Hypothesis and Theory ARTICLE
Not the Function of Eating, but Spontaneous Activity and Energy Expenditure, Reflected in “Restlessness” and a “Drive for Activity” Appear to Be Dysregulated in Anorexia Nervosa: Treatment Implications.
- 1Stanford University, United States
Anorexia nervosa (AN) is uncommon as a syndrome, despite widespread dieting or voluntary food restriction, especially among female adolescents. This suggests that restriction of caloric intake might not be the only component driving weight loss in AN.
Historical observations and experimental evidence from energy expenditure studies and recordings from movement sensors reviewed in this paper reveal that AN is associated with motor activity levels and with an energy output not significantly different from that in normal-weight healthy age-matched controls. By contrast, other conditions of prolonged caloric under-nutrition are typically associated with loss of energy, slowing of movements and a decrease in self-initiated activity and well being.
Several hypotheses can be inferred from the findings : a) that long term severe caloric restriction fails in downregulating movements and energy expenditure in AN. b) Clinically and subjectively observable as mental and physical restlessness and continued motor activity, this restless energy, differering in intensity, seems to serve as the permissive factor for and possibly to drive exercise and hyperactivity in AN. c) Such restless energy and increased arousal, generated sometime in the course of the weight loss process, appear to enhance the person’s self -perception and wellbeing, to heighten proprioception, to intensify body awareness and to improve self-esteem. d) Restlessness and continued motor activity may constitute a phenotype of AN.
The therapeutic value of the concept of an abnormality in the energy regulatory system, likely the result of a host of genetic and epigenetic changes in AN, lies primarily in its heuristic and explanatory power and its potential for disease prevention.
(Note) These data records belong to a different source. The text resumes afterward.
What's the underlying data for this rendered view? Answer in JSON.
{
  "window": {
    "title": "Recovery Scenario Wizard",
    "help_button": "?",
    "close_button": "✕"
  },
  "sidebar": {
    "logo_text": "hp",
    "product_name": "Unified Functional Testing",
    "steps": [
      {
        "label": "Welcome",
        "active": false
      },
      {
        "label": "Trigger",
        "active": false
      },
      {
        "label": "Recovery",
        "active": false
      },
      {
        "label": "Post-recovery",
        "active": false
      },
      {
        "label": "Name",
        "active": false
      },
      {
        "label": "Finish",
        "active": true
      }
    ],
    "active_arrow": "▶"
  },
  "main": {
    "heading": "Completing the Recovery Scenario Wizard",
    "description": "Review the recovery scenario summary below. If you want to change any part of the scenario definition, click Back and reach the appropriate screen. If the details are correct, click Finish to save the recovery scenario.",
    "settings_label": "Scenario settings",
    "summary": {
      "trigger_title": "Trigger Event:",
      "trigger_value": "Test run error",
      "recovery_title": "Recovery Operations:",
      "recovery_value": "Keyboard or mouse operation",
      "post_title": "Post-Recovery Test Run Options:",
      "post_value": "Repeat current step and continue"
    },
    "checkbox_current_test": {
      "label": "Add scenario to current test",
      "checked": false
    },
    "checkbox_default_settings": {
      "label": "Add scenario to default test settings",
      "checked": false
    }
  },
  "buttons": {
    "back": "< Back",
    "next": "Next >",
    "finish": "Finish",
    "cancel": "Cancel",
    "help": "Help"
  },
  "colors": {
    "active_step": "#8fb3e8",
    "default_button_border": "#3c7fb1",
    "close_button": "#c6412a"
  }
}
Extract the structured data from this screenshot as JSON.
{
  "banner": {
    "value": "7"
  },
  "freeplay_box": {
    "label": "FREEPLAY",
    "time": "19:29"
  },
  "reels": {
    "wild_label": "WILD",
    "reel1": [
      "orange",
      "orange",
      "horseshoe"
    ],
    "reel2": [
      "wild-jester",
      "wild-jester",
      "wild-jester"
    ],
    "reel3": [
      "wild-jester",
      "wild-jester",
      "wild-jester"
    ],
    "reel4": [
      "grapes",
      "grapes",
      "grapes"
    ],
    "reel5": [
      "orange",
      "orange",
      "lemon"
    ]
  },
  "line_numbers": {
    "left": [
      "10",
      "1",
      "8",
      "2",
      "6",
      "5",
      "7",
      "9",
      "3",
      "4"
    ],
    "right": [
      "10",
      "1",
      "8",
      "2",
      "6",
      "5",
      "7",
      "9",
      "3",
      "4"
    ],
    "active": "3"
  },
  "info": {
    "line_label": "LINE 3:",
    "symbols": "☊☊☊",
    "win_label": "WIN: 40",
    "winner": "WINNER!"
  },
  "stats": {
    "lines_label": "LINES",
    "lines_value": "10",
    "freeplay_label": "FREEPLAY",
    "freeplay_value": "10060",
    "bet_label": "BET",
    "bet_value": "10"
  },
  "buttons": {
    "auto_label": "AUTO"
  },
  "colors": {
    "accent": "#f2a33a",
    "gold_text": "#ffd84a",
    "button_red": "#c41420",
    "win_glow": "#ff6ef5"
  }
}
Restless energy as a permissive and important component for the development and in the maintenance of AN, does not fundamentally alter treatment, since prolonged food deprivation is the principal causal factor for the development of AN. Renutrition within a structured treatment plan, to include individual and family therapy remains the most effective symptomatic treatment for AN.
Corroboration of the concept of restless activation will require the patient’s cooperation and input to identify and capture more precisely the experiences, sensations and changes that allow the emaciated patient to remain mobile and active.
Keywords: Anorexia nervosa - etiology, diagnosis, Restlessness, Energy expenditure (EE), activity, Fear of weight gain, drive for activity, restless activation
Received: 16 Aug 2018;
Accepted: 05 Nov 2018.
Edited by:Emilio Gutierrez, Facultad de Psicologia, Universidad de Santiago de Compostela, Spain
Reviewed by:Ulrich Schweiger, Universität zu Lübeck, Germany
Mariantonietta Fabbricatore, Università Europea di Roma, Italy
Copyright: © 2018 Casper. This is an open-access article distributed under the terms of the Creative Commons Attribution License (CC BY). The use, distribution or reproduction in other forums is permitted, provided the original author(s) and the copyright owner(s) are credited and that the original publication in this journal is cited, in accordance with accepted academic practice. No use, distribution or reproduction is permitted which does not comply with these terms.
* Correspondence: Prof. Regina C. Casper, Stanford University, Stanford, United States, firstname.lastname@example.org